Revenge paunch and the case of the towel-less man at the pool
THERE are times none of us men like to recall.
Times when we achieve the absolute Mount Everest in man made stupidity.
Usually it's a rush of blood to the head type thing suffered in teenage years, like cycling into a wall while checking out the more beautiful and smarter species across the road. Oh yes, this has happened at least 50 per cent of men, don't let your other half fool you into thinking otherwise.
My latest D'oh! Homer Simpson moment came following a steely minded decision to start flapping around in the water like a porpoise with a purpose.
Swimming most people call it.
I went down to the pool and everything was going swimmingly. I even managed a few half laps and was feeling fairly chuffed with myself.
I moved with surprising fluidity through the water and the paunch was a soon to be a thing of the distant past.
This was to be the glorious start of a back-to-my-best future.
Emerging from the pool I went into the unisex changing area and noticed that a woman was drying herself with a towel.
Then, in that crystal clear moment, the dreadful penny dropped.
I HAVE NO TOWEL!
In mitigation, I have not been to a public pool unaccompanied by The Good Woman in some time.
'Time to hatch a plan,' I thought as I sidled my way into the men's room.
Once inside that cocoon of calm all kinds of desperate scenarios flooded my mind.
Would I have to wrap myself in toilet paper and dash to the car like a mummified toilet paper man? Worse still would I have to dry myself with one of the elongated driers in the public area, risking sudden dismemberment?
In my deepening shame, I approached reception dripping wet asking for a towel, for a fig leaf of decency. Having been directed into the pool area I was met by two lifeguards who seemed surprised by my conundrum. I got a look similar to one I previously got from a local having nearly driven The Good Woman and I off Brandon Point in Kerry many moons ago. 'This kinda thing happen much?' I had asked then, with a vigorous nod. 'No, you're the first!' the bemused Kerryman told me.

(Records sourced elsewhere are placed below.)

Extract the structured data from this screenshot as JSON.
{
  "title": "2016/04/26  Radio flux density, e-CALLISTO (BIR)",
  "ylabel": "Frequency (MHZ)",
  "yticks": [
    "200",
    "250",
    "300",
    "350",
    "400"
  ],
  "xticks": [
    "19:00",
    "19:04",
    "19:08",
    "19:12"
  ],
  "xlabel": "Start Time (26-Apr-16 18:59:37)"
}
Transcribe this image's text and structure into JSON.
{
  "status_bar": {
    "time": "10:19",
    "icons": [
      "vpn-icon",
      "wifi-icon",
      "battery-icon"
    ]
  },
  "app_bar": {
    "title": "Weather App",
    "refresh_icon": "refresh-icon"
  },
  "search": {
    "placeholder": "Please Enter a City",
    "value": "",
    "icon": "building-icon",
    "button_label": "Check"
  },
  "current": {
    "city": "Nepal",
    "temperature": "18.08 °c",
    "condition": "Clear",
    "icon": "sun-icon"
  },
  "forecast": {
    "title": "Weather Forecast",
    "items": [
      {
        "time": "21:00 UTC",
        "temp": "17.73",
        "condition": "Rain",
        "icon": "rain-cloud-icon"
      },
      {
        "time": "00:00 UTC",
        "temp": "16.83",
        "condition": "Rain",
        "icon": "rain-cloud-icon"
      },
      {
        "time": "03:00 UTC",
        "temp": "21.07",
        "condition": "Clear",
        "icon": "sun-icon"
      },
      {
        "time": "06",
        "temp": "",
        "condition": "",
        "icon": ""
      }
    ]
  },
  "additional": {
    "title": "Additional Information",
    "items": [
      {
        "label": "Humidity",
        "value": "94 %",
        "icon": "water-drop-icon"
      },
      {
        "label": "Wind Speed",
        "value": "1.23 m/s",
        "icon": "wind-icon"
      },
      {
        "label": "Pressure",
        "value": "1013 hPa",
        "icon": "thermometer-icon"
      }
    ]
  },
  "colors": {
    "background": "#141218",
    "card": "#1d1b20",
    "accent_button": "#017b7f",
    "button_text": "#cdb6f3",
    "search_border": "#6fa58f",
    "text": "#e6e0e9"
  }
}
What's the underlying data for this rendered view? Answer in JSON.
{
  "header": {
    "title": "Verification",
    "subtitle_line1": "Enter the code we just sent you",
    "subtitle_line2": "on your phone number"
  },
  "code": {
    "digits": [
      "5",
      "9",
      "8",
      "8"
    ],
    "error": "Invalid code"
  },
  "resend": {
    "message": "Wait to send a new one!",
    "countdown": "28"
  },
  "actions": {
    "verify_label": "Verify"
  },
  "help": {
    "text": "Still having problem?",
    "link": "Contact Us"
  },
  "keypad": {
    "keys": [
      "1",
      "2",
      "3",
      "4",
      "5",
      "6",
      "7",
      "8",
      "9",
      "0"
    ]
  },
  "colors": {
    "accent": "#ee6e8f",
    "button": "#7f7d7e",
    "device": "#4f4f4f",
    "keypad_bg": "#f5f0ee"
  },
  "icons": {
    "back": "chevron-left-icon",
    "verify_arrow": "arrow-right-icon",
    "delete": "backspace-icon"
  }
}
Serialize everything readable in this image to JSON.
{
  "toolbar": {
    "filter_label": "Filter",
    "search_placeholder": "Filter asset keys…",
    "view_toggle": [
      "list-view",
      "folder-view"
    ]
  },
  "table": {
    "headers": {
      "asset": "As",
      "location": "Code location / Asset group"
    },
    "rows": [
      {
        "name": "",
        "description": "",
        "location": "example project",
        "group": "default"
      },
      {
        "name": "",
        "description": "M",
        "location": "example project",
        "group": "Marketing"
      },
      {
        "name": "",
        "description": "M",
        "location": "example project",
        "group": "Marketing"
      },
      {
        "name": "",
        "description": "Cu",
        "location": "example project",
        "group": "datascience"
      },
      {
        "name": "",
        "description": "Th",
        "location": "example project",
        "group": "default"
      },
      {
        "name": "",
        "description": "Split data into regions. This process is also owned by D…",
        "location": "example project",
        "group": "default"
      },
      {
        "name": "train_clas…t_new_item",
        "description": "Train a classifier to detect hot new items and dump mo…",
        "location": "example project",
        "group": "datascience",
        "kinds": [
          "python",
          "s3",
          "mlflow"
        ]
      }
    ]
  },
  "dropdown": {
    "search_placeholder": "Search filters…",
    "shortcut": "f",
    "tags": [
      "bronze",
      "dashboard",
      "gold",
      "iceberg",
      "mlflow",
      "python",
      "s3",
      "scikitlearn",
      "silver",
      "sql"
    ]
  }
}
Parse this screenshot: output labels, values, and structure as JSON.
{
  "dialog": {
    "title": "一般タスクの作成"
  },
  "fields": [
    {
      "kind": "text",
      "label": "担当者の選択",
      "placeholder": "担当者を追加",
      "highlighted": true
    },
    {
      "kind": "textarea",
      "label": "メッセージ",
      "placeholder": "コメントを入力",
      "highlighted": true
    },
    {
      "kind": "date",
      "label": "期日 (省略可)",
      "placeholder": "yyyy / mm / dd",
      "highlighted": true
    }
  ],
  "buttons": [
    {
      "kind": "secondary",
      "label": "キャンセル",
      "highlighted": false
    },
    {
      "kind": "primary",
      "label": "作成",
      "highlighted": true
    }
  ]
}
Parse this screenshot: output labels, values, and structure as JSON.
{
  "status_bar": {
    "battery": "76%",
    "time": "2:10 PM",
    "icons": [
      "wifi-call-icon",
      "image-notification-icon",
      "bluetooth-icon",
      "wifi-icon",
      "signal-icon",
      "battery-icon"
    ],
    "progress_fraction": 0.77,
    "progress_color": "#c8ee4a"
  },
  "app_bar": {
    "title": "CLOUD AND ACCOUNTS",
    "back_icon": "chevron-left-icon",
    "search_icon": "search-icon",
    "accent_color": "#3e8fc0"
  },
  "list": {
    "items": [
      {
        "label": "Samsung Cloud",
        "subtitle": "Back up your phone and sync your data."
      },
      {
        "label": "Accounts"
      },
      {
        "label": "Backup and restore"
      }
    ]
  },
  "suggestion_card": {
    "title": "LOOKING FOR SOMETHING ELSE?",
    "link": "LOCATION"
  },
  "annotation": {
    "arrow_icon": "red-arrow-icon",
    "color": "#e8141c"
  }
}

At the pool I concocted a perfectly reasonable storyline whereby I had left my towel in the car, but this wouldn't wash, would it. As one lifeguard rummaged around for a spare towel, the other seized the moment, eyes dilating in feigned wonderment at my unique predicament.
The eyes narrowed, crushing me.
'You're in luck,' he said with a wry, disbelieving smile, handing me the towel, my fig leaf of decency and respectability shredded to bits.
I managed to collect myself and exited the pool complex without a fuss.
My attempts at getting rid of the vengeful paunch will continue. I know it all starts in the kitchen, but I cannot resist good food and all I think about is food and dessert, which is also food, so my chances are slim.
My previous attempt to start walking last winter was cut short when I got a punctured shoe on my first outing from glass on the footpath.
This time I was my own downfall, but I'm determined to arrive back at the pool, this time with a full bag, complete with a towel, which I will bring into the pool complex.